There are three distances: 55 kilometres with four climbs (the famous Sella Ronda); 106 kilometres with six climbs, although the ride to the finish after you descend from San Cassiano counts as a seventh climb in my book); and 138 kilometres with seven climbs including the mighty Giau. Until my last couple of Maratonas I did the middle ride.
It’s hard to describe the beauty of the scenery, or the incredible atmosphere created by thousands of cyclists descending on one valley in Italy. Some cyclists make a week of it, and others just come for two or three days, but you will never see more cyclists in one place.
The day before almost everyone rides some part of the course. Our ride was always up Passo Campolongo, coffee at the top and back down again. The roads are completely dominated by cyclists.
There is hardly a second when you don’t see a cyclist ride past. On the Friday and Saturday, there are queues of cyclists to overtake the cars on the descents from the passes, which lead to Corvara.
After an early night, at least that is what I always intended, it was up at 4 o’clock and down for breakfast. It isn’t easy to eat pasta at that hour of the morning, but I managed to get it down me, as well as a load of cakes and biscuits.
Then it was a ride to the start in the dark and into the various pens to wait for the gun at 6 o’clock.
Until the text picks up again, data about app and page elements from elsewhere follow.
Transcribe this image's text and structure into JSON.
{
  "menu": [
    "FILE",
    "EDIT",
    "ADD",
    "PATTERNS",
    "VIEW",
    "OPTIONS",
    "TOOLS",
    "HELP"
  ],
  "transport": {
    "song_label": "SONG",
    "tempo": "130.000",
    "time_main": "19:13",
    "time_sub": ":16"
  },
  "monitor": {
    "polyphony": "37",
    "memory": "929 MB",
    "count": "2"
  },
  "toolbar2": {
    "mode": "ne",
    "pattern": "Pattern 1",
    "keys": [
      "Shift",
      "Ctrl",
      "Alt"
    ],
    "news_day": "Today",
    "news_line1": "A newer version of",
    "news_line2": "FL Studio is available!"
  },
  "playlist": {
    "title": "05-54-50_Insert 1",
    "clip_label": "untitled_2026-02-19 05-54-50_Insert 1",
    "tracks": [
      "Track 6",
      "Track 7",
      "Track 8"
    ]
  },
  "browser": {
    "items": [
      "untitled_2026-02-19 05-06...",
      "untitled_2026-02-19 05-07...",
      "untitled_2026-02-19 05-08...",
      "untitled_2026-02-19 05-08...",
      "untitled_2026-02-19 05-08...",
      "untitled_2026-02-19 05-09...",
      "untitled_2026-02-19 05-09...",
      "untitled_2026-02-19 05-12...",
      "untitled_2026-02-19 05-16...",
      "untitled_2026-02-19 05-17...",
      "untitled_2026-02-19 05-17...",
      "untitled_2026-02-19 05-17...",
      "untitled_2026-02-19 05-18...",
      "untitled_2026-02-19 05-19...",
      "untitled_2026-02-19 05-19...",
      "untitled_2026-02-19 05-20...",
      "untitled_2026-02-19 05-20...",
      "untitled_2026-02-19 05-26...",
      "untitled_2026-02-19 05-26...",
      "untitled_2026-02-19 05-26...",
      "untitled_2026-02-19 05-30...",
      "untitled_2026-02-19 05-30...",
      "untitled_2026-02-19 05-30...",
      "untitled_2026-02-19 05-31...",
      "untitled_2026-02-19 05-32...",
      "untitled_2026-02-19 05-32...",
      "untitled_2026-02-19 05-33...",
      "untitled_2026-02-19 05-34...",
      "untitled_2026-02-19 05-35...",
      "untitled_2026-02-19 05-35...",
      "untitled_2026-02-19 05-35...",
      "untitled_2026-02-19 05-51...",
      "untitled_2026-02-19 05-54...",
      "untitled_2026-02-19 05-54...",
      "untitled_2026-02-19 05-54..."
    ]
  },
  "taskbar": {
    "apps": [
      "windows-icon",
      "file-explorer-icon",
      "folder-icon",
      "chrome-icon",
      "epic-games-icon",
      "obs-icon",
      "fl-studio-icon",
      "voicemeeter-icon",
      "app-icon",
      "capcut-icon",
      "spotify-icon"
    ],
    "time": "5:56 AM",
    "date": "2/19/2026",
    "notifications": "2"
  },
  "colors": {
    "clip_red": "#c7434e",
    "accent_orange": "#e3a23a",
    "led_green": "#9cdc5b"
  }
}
There I always asked myself what on earth I was doing there rather than being in bed. The helicopter was already in the air. There is nothing quite like the noise of the helicopter blades to make you feel like you are in something really big. I knew I simply couldn’t be still in bed.
Then at 6 o’clock you are off, going much too fast up a big long drag hoping that you don’t get taken out by thousands of cyclists as they overtake you. You hit the first climb to Passo Campolongo, which is not too difficult, but the descent from the top is crazy.
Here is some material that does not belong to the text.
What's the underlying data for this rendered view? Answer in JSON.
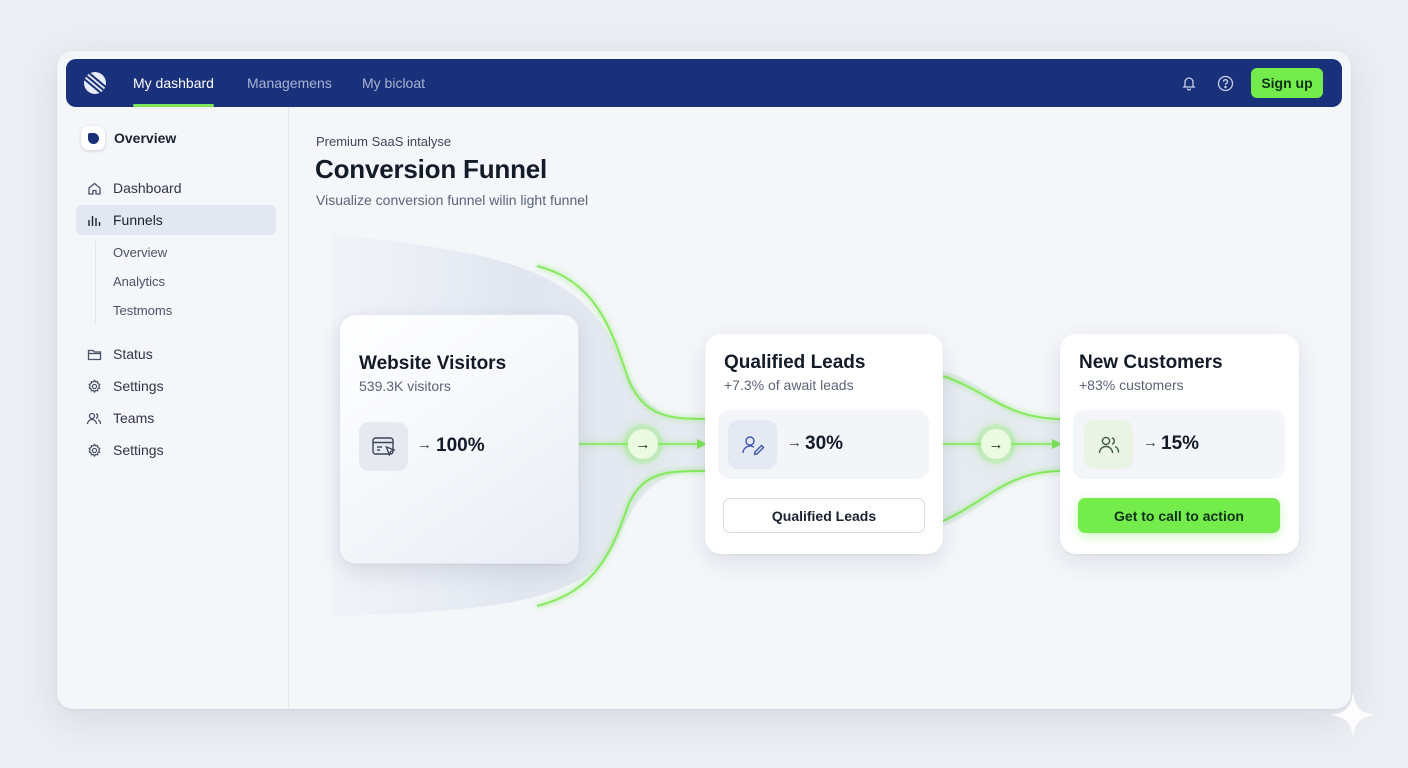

Everyone is still bunched together so there are still fast riders and slow riders in close proximity. You proceed through the mythical climbs of the Giro: Pordoi; Sella; Gardena; Campolongo again; the Giau if you take the long course; the very difficult Falzarego; and then the killer Valparola. You do the beautiful descent into San Cassiano before you come to the Mür dl Giat, or “Cat’s Wall”, before a final long drag to the finish at Corvara.
One year, I descended from Passo Gardena to Corvara on Maurizio’s wheel. I decided if a World champion didn’t fall, I wouldn’t. We touched 92kph. It was the most amazing 9 kilometres I have ever ridden.
My good friend Ian Parr has ridden it many times with me and came to my aid when I thought I’d had a heart attack and was helicoptered off the Pordoi. Turned out to be indigestion. Ian is just as evangelical about the event as I am. He says that introducing him to the Maratona was the best thing I’ve ever done for him.
I’ve had some wonderful experiences at Maratona: being in awe of Fabrizio Macchi, Paralympic bronze medallist and twice World time-trial champion overtaking us on the ascent of Campolongo despite having only one leg; trying to keep up with Paralympic gold medallist Pierangelo Vignati; sharing a joke or two with the wonderful Riccardo Magrini, stage winner at the Giro and Tour in 1983; being pushed up the Madonna del Campiglio by Fondriest after I hit a wall on a training ride a few days before the Maratona.
I wasn’t pedalling and we were doing 14kms an hour much to the amazement of Ian, Brian and some other friends as we passed them. Then despite being an enormous football fan, managing to sleep through the Germany v. Brazil World cup final of 2002 after an exhausting ride.
So finally, thank you everyone with whom I shared these golden years. Thank you Mario Carbutti, great friend and owner of Cicli Lazzaretti, the oldest bike shop in Italy and his son Simone; Andrea Prandi with whom I shared many rides around Rome; and a massive thank you to the Maratona dles Dolomites.
I recently drove to Corvara in Alto Adige/Sud Tirol for the 30th anniversary of the Maratona to see my friends with whom I rode it for many years. A bad mountain bike fall a couple of years ago prevented me from riding it.